§ **WHAT THE TASK REQUIRES**
Search the data for the string "annotation" and gather each line it is in.

§ **SUPPLIED MATERIAL**
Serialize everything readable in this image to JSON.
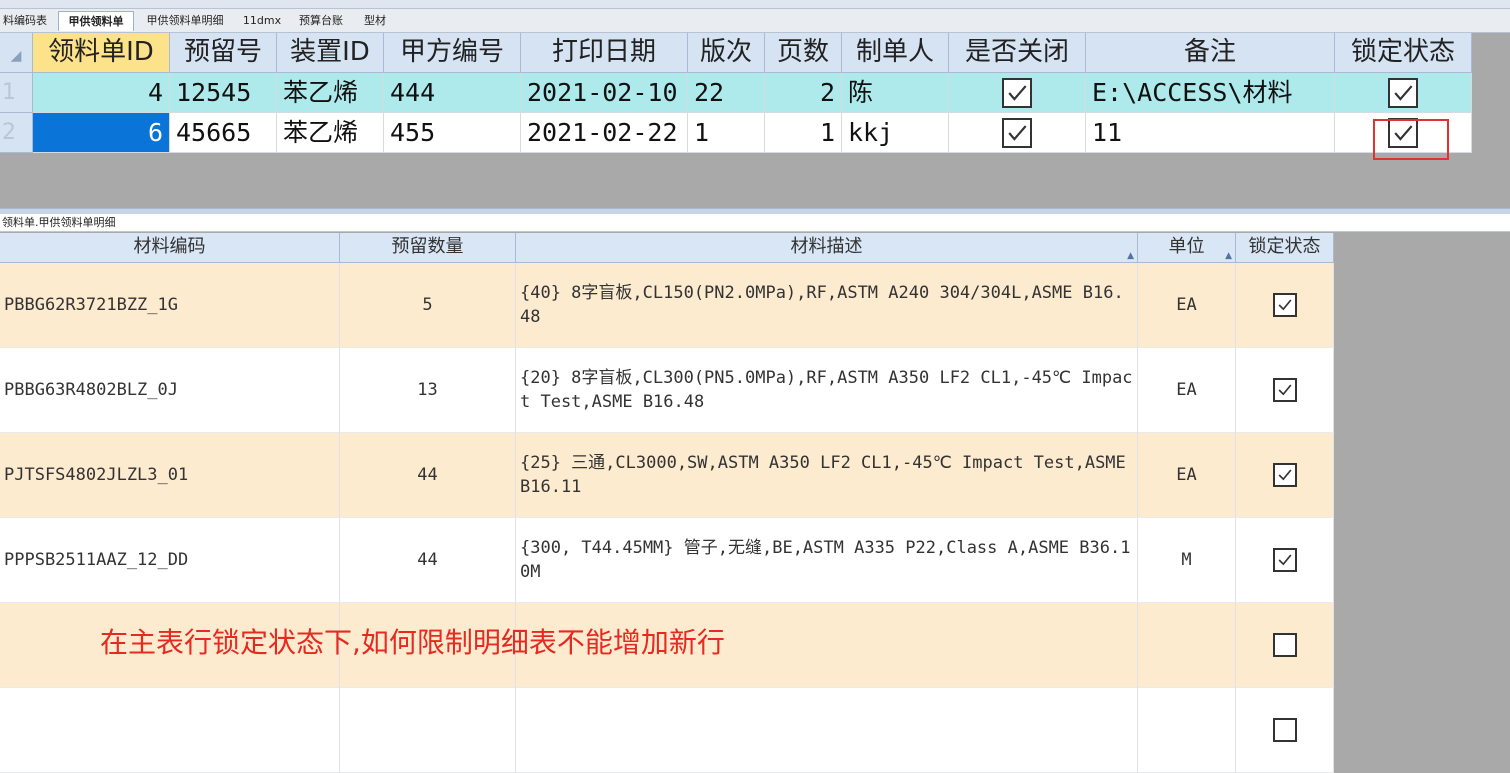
{
  "tabs": [
    "料编码表",
    "甲供领料单",
    "甲供领料单明细",
    "11dmx",
    "预算台账",
    "型材"
  ],
  "top_grid": {
    "columns": [
      "领料单ID",
      "预留号",
      "装置ID",
      "甲方编号",
      "打印日期",
      "版次",
      "页数",
      "制单人",
      "是否关闭",
      "备注",
      "锁定状态"
    ],
    "rows": [
      {
        "rownum": "1",
        "id": "4",
        "reserve": "12545",
        "device": "苯乙烯",
        "code": "444",
        "date": "2021-02-10",
        "ver": "22",
        "pages": "2",
        "maker": "陈",
        "closed": true,
        "remark": "E:\\ACCESS\\材料",
        "locked": true
      },
      {
        "rownum": "2",
        "id": "6",
        "reserve": "45665",
        "device": "苯乙烯",
        "code": "455",
        "date": "2021-02-22",
        "ver": "1",
        "pages": "1",
        "maker": "kkj",
        "closed": true,
        "remark": "11",
        "locked": true
      }
    ]
  },
  "detail_label": "领料单.甲供领料单明细",
  "detail_grid": {
    "columns": [
      "材料编码",
      "预留数量",
      "材料描述",
      "单位",
      "锁定状态"
    ],
    "rows": [
      {
        "code": "PBBG62R3721BZZ_1G",
        "qty": "5",
        "desc": "{40} 8字盲板,CL150(PN2.0MPa),RF,ASTM A240 304/304L,ASME B16.48",
        "unit": "EA",
        "locked": true
      },
      {
        "code": "PBBG63R4802BLZ_0J",
        "qty": "13",
        "desc": "{20} 8字盲板,CL300(PN5.0MPa),RF,ASTM A350 LF2 CL1,-45℃ Impact Test,ASME B16.48",
        "unit": "EA",
        "locked": true
      },
      {
        "code": "PJTSFS4802JLZL3_01",
        "qty": "44",
        "desc": "{25} 三通,CL3000,SW,ASTM A350 LF2 CL1,-45℃ Impact Test,ASME B16.11",
        "unit": "EA",
        "locked": true
      },
      {
        "code": "PPPSB2511AAZ_12_DD",
        "qty": "44",
        "desc": "{300, T44.45MM} 管子,无缝,BE,ASTM A335 P22,Class A,ASME B36.10M",
        "unit": "M",
        "locked": true
      },
      {
        "code": "",
        "qty": "",
        "desc": "",
        "unit": "",
        "locked": false
      },
      {
        "code": "",
        "qty": "",
        "desc": "",
        "unit": "",
        "locked": false
      }
    ]
  },
  "annotation": "在主表行锁定状态下,如何限制明细表不能增加新行",
  "colors": {
    "header": "#d5e3f3",
    "selected_header": "#fce28a",
    "row_highlight": "#aeeaec",
    "selected_cell": "#0a74d9",
    "odd_row": "#fdebd0",
    "annotation": "#e62a1f"
  }
}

§ **RESPONSE BELOW**
  "annotation": "在主表行锁定状态下,如何限制明细表不能增加新行",
    "annotation": "#e62a1f"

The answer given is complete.